Heineken and Carlsberg announced plans to offload their operations in Russia on Monday and take “substantial” hits to their businesses, as the international brewers became the latest consumer companies to bow to pressure to exit the country following the invasion of Ukraine.
Dutch group Heineken said it would transfer its business to a new owner in a move that would cost it € 400mn in a non-cash impairment charge. Hours later, Danish rival Carlsberg announced it would “seek a full disposal” of its operations in Russia, saying it would also face a “substantial” charge.
While Heineken employs 1,800 people in Russia and makes 2 percent of global sales in the country, Carlsberg has more exposure to the market than any other international brewer, making 9 percent of revenue in the country and employing 8,400 staff.
Both companies will continue to pay staff, with Heineken committing to doing so until the end of the year. Carlsberg said it “deeply regret[s]”The consequences of the decision for its Russian employees.
Heineken said its ownership of the business in Russia “is no longer sustainable nor viable in the current environment. As a result, we have decided to leave Russia. ”
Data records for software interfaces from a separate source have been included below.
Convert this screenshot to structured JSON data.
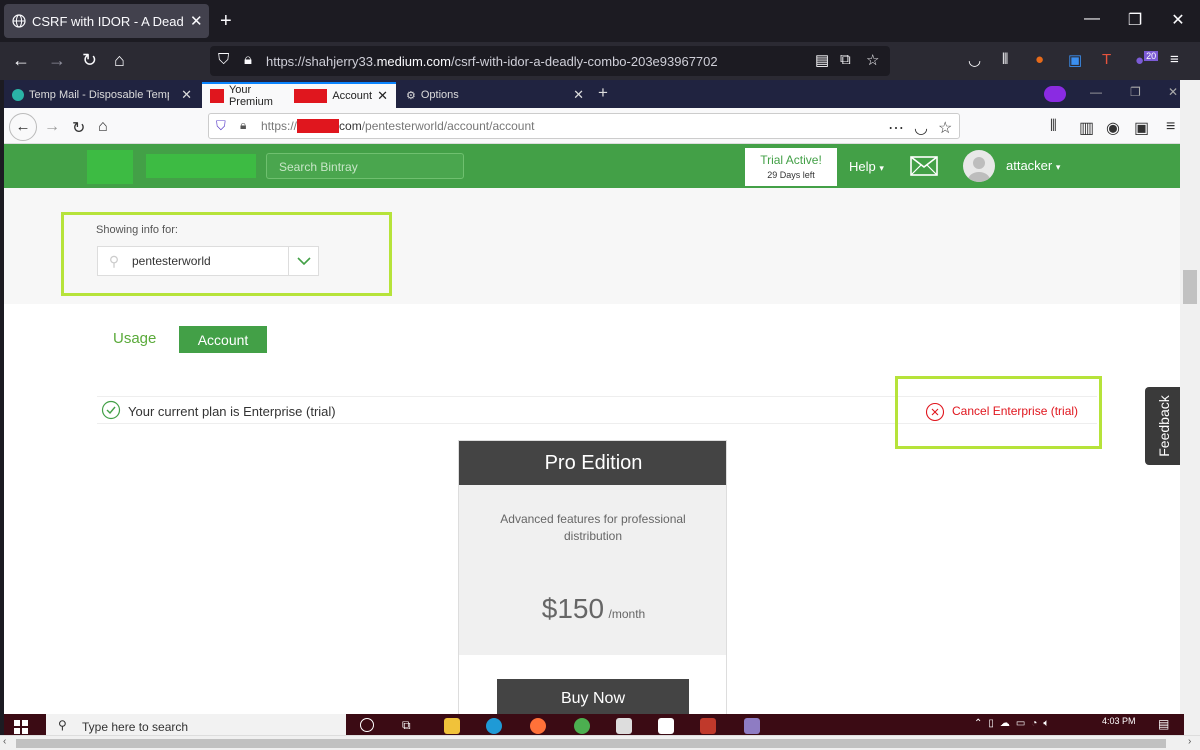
{
  "outer_browser": {
    "tab_title": "CSRF with IDOR - A Deadly Con",
    "url_prefix": "https://shahjerry33.",
    "url_domain": "medium.com",
    "url_path": "/csrf-with-idor-a-deadly-combo-203e93967702",
    "extension_badge": "20"
  },
  "inner_browser": {
    "tabs": [
      {
        "label": "Temp Mail - Disposable Tempo"
      },
      {
        "label_start": "Your Premium",
        "label_end": "Account"
      },
      {
        "label": "Options"
      }
    ],
    "url_prefix": "https://",
    "url_domain_end": "com",
    "url_path": "/pentesterworld/account/account"
  },
  "header": {
    "search_placeholder": "Search Bintray",
    "trial_title": "Trial Active!",
    "trial_days": "29 Days left",
    "help_label": "Help",
    "username": "attacker"
  },
  "org": {
    "label": "Showing info for:",
    "selected": "pentesterworld"
  },
  "tabs": {
    "usage": "Usage",
    "account": "Account"
  },
  "plan": {
    "current_text": "Your current plan is Enterprise (trial)",
    "cancel_text": "Cancel Enterprise (trial)"
  },
  "feedback_label": "Feedback",
  "pro_card": {
    "title": "Pro Edition",
    "description": "Advanced features for professional distribution",
    "price": "$150",
    "period": "/month",
    "buy_label": "Buy Now"
  },
  "taskbar": {
    "search_placeholder": "Type here to search",
    "time": "4:03 PM"
  },
  "colors": {
    "brand_green": "#43a047",
    "highlight": "#b6e33a",
    "danger": "#e0161e"
  }
}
It added: “We will not profit from any transfer of ownership and we expect an impairment and other non-cash exceptional charges of approximately € 400mn in total.”
Carlsberg said its business in Russia “will be reassessed at a fair value, which will result in a substantial non-cash impairment charge”. From an accounting perspective, its Russian business will be treated as an “asset held for sale until completion of the disposal”, it added.
The company said it would provide more details on the accounting impact of the sale and the reintroduction of earnings guidance, which it suspended earlier this month, at a later date.
The announcements on Monday followed similar declarations by tobacco companies such as Imperial Brands and British American Tobacco, which said it was transferring its business to avoid the risk of a backlash from Russian authorities.
Consumer businesses have come under pressure to pull out of Russia but some have been more reluctant to do so due in part to their large staff bases in the country.
President Volodymyr Zelensky and other Ukrainian leaders have criticized companies including Unilever, Mondelez and Nestlé for their continued operations in Russia, with the KitKat maker bowing to pressure last week and halting sales of dozens of brands.
Businesses with large numbers of employees in Russia have faced difficult decisions over their safety and future employment. Beyond paying staff until the end of 2022, Heineken said it would “do our utmost to safeguard their future employment”.
Anheuser-Busch InBev, the world’s largest brewer and maker of brands including Budweiser, continues to manufacture and sell in Russia.
Having fallen 29 per cent this year, Carlsberg’s share price was up 7 per cent in afternoon trading in Copenhagen, climbing sharply after the announcement.
Amsterdam-listed Heineken’s share price remained largely flat. Its shares have fallen roughly 11 per cent this year.